**What is needed:**
What is needed is an exact copy of every entry, without the pictures.
━━━━━ Records supplied
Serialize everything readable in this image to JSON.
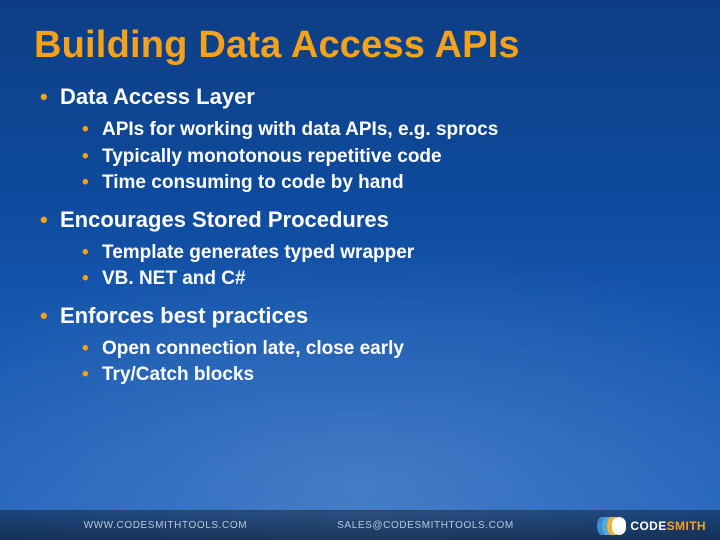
{
  "title": "Building Data Access APIs",
  "bullets": [
    {
      "label": "Data Access Layer",
      "children": [
        "APIs for working with data APIs, e.g. sprocs",
        "Typically monotonous repetitive code",
        "Time consuming to code by hand"
      ]
    },
    {
      "label": "Encourages Stored Procedures",
      "children": [
        "Template generates typed wrapper",
        "VB. NET and C#"
      ]
    },
    {
      "label": "Enforces best practices",
      "children": [
        "Open connection late, close early",
        "Try/Catch blocks"
      ]
    }
  ],
  "footer": {
    "url": "WWW.CODESMITHTOOLS.COM",
    "email": "SALES@CODESMITHTOOLS.COM",
    "logo_a": "CODE",
    "logo_b": "SMITH"
  }
}
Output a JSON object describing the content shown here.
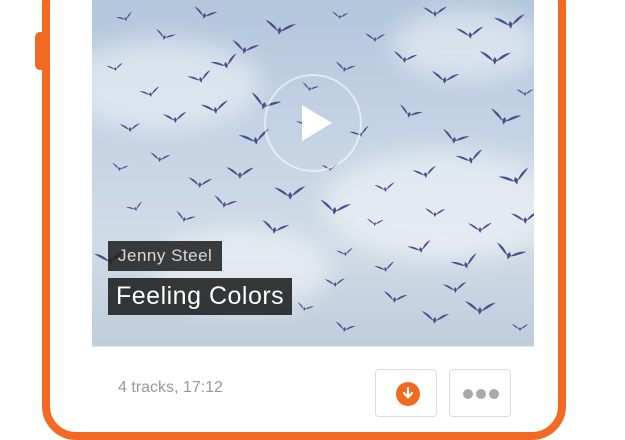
{
  "playlist": {
    "artist": "Jenny Steel",
    "title": "Feeling Colors",
    "meta": "4 tracks, 17:12"
  },
  "icons": {
    "play": "play-icon",
    "download": "download-icon",
    "more": "more-dots-icon",
    "birds": "bird-icon"
  },
  "colors": {
    "accent": "#f26a21",
    "sky": "#c4d3e4",
    "bird": "#4a4e8c",
    "label_bg": "#222222",
    "meta_text": "#999999"
  }
}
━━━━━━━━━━
**Exercise answer:**
Serialize everything readable in this image to JSON.
{
  "title": "Building Data Access APIs",
  "bullets": [
    {
      "label": "Data Access Layer",
      "children": [
        "APIs for working with data APIs, e.g. sprocs",
        "Typically monotonous repetitive code",
        "Time consuming to code by hand"
      ]
    },
    {
      "label": "Encourages Stored Procedures",
      "children": [
        "Template generates typed wrapper",
        "VB. NET and C#"
      ]
    },
    {
      "label": "Enforces best practices",
      "children": [
        "Open connection late, close early",
        "Try/Catch blocks"
      ]
    }
  ],
  "footer": {
    "url": "WWW.CODESMITHTOOLS.COM",
    "email": "SALES@CODESMITHTOOLS.COM",
    "logo_a": "CODE",
    "logo_b": "SMITH"
  }
}
Output a JSON object describing the content shown here.
{
  "playlist": {
    "artist": "Jenny Steel",
    "title": "Feeling Colors",
    "meta": "4 tracks, 17:12"
  },
  "icons": {
    "play": "play-icon",
    "download": "download-icon",
    "more": "more-dots-icon",
    "birds": "bird-icon"
  },
  "colors": {
    "accent": "#f26a21",
    "sky": "#c4d3e4",
    "bird": "#4a4e8c",
    "label_bg": "#222222",
    "meta_text": "#999999"
  }
}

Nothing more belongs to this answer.